'''
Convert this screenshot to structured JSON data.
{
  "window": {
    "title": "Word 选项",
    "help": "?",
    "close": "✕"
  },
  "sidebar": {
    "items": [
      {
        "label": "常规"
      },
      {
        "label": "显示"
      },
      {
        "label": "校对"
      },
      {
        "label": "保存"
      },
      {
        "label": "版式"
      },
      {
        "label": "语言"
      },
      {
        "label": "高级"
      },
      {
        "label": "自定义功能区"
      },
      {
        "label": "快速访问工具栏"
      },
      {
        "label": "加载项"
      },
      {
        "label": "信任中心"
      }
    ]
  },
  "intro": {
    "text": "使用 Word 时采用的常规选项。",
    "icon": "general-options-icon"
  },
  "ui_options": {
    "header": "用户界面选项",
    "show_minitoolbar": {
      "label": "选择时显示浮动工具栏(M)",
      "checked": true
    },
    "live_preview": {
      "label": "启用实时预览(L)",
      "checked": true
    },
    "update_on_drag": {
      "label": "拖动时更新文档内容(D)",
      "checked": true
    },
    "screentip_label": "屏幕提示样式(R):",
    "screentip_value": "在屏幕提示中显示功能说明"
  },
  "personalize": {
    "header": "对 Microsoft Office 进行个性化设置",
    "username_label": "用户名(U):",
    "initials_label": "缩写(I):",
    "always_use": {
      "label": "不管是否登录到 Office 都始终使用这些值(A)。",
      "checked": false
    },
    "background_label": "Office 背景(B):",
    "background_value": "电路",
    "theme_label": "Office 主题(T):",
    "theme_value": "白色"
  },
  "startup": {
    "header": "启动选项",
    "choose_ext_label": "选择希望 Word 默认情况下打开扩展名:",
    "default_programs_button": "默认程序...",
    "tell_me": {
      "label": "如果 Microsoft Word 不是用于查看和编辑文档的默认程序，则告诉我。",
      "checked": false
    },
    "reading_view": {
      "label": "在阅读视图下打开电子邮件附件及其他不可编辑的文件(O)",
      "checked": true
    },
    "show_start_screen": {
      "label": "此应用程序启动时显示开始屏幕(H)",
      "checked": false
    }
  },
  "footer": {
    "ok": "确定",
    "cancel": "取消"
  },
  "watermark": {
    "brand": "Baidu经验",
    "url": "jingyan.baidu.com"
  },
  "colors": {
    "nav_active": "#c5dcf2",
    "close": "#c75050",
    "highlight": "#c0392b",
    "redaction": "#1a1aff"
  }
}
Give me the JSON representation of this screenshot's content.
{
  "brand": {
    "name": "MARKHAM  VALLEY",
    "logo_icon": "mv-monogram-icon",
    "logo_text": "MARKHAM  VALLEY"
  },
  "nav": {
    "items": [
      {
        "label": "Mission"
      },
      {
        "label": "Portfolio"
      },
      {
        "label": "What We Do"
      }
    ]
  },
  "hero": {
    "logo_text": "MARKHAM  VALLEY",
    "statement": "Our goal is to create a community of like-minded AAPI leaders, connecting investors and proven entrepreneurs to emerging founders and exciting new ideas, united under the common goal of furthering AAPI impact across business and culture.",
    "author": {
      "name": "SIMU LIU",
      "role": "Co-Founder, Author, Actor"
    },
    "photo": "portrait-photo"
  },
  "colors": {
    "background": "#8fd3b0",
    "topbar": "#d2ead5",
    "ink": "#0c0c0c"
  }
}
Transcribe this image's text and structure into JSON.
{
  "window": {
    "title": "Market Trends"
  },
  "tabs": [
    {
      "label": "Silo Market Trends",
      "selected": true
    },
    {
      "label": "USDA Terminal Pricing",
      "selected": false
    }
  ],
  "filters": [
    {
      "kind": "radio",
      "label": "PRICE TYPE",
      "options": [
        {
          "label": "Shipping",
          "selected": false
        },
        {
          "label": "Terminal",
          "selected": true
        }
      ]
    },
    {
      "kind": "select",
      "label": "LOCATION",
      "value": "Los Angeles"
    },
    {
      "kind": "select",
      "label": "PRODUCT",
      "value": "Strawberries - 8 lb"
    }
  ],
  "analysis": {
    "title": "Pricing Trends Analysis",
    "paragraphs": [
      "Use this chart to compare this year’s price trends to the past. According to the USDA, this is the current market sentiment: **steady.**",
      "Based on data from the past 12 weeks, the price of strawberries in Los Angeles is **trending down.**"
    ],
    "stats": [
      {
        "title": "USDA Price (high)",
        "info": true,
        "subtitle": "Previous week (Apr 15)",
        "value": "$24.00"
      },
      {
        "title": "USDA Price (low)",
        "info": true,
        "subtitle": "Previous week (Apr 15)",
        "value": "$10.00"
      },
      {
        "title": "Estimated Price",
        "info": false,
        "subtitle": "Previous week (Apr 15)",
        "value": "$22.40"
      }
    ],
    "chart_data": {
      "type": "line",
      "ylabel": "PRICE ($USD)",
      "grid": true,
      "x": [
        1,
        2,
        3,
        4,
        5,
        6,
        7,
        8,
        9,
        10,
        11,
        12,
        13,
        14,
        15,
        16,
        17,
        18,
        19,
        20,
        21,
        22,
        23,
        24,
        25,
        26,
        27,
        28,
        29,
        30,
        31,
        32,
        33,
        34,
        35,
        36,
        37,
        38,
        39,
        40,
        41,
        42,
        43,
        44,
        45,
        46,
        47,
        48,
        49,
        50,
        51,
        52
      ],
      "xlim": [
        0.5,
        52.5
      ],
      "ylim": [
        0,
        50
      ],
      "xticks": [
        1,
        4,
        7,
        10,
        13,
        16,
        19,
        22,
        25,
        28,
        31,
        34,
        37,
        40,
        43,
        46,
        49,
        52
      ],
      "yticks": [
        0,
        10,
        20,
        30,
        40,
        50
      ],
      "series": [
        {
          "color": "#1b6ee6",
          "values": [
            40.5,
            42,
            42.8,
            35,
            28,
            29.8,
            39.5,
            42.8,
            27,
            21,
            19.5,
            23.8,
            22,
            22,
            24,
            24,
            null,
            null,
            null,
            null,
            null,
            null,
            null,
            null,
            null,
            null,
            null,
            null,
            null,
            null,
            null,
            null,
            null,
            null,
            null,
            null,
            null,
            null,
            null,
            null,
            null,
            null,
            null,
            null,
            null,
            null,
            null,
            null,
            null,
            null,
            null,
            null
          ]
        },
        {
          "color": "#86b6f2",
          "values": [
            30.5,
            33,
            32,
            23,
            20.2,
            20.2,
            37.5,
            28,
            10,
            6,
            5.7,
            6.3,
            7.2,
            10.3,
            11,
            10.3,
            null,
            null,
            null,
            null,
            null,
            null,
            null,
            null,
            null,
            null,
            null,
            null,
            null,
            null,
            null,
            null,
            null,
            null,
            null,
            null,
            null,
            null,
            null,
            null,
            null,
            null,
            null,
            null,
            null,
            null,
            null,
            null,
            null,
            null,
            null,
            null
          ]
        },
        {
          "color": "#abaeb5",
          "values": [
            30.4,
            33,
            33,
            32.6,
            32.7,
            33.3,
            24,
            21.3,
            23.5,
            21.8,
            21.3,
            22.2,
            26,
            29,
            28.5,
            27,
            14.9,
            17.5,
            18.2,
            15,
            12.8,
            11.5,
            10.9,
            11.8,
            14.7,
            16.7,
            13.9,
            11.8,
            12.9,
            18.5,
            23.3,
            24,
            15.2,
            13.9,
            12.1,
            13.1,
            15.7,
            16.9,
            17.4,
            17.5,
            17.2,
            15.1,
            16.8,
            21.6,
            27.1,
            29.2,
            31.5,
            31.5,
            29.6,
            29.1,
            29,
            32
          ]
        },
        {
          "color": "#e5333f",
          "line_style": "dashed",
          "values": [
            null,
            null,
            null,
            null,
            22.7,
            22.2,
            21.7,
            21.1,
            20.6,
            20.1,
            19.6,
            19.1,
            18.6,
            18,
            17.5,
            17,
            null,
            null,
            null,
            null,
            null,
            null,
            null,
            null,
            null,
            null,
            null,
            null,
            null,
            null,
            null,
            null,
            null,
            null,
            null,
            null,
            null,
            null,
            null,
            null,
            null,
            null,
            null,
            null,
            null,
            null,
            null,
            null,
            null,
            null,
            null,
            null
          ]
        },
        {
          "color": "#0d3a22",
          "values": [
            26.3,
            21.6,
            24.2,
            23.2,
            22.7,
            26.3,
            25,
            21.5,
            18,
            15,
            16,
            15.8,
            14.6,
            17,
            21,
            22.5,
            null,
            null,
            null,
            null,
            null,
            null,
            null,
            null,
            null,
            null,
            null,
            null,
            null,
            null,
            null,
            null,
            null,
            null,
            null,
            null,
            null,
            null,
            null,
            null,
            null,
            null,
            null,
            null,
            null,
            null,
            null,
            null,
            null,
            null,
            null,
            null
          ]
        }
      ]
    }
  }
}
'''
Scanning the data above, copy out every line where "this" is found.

Convert this screenshot to structured JSON data.
Give me the JSON representation of this screenshot's content.
Transcribe this image's text and structure into JSON.
      "Use this chart to compare this year’s price trends to the past. According to the USDA, this is the current market sentiment: **steady.**",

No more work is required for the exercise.